Write the listing out again word for word, leaving each picture behind.

-- Supplied entries follows --

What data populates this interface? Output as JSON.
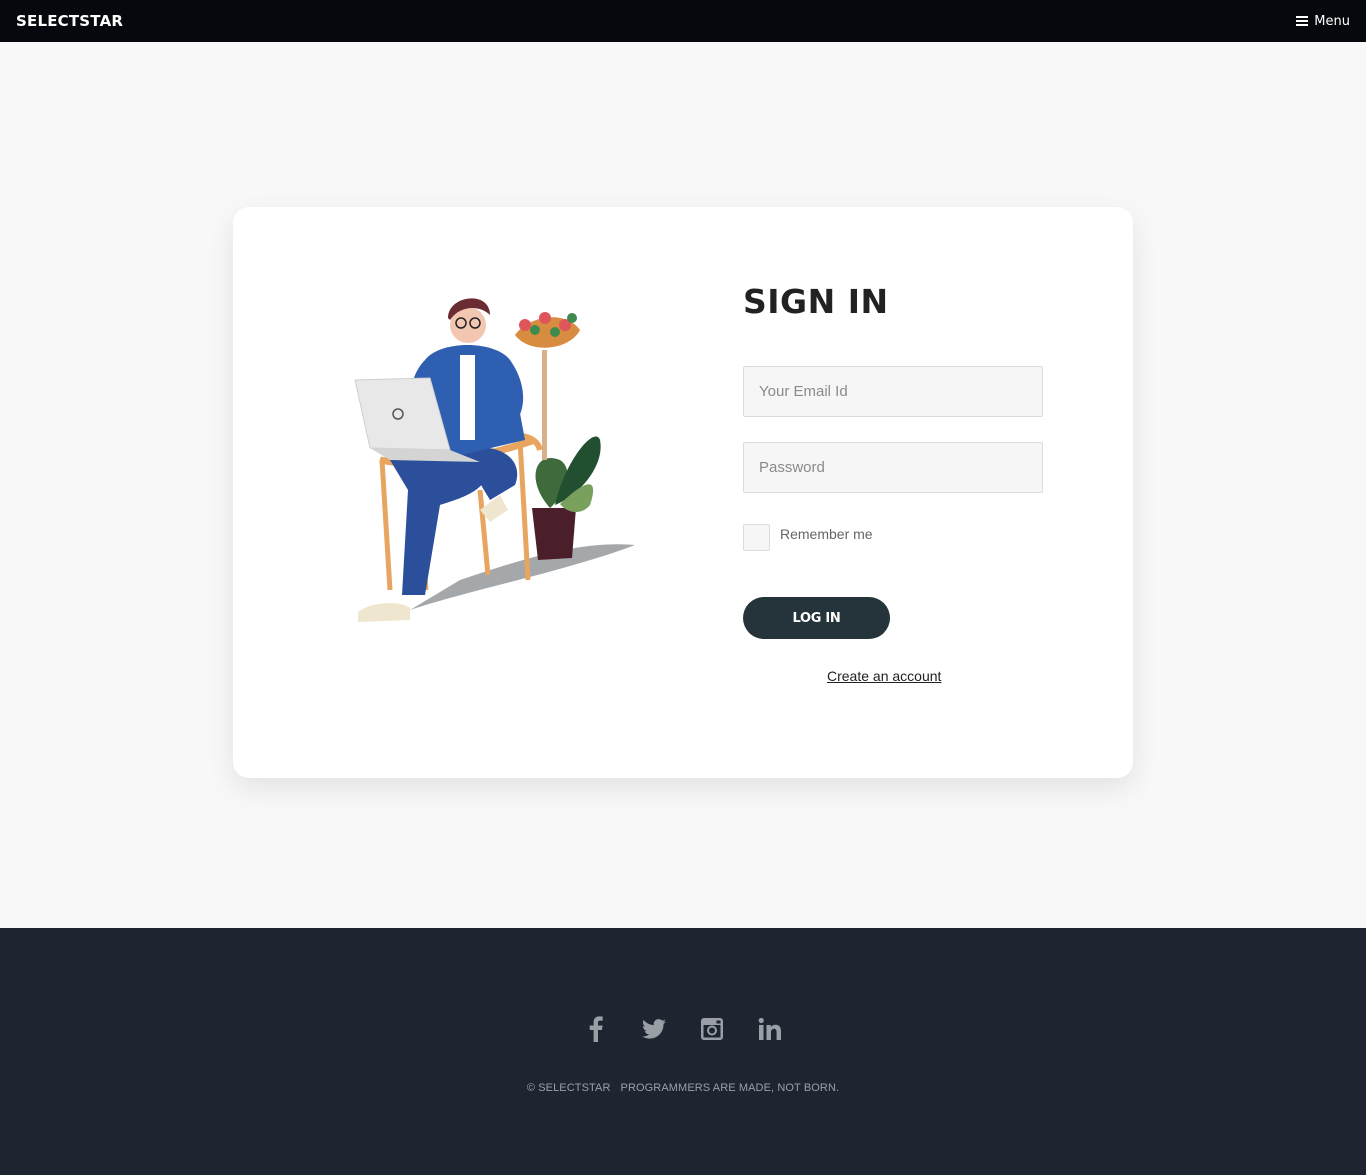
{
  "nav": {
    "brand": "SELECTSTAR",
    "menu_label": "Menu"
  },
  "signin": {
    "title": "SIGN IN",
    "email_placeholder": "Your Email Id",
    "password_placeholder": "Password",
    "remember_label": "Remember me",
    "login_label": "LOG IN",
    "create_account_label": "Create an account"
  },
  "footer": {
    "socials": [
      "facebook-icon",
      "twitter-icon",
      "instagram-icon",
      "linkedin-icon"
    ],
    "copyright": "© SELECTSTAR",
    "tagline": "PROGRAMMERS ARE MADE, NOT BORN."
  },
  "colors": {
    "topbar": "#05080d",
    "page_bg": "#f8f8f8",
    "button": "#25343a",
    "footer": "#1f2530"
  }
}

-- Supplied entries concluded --

• _Response to this exercise_
What data populates this interface? Output as JSON.
{
  "nav": {
    "brand": "SELECTSTAR",
    "menu_label": "Menu"
  },
  "signin": {
    "title": "SIGN IN",
    "email_placeholder": "Your Email Id",
    "password_placeholder": "Password",
    "remember_label": "Remember me",
    "login_label": "LOG IN",
    "create_account_label": "Create an account"
  },
  "footer": {
    "socials": [
      "facebook-icon",
      "twitter-icon",
      "instagram-icon",
      "linkedin-icon"
    ],
    "copyright": "© SELECTSTAR",
    "tagline": "PROGRAMMERS ARE MADE, NOT BORN."
  },
  "colors": {
    "topbar": "#05080d",
    "page_bg": "#f8f8f8",
    "button": "#25343a",
    "footer": "#1f2530"
  }
}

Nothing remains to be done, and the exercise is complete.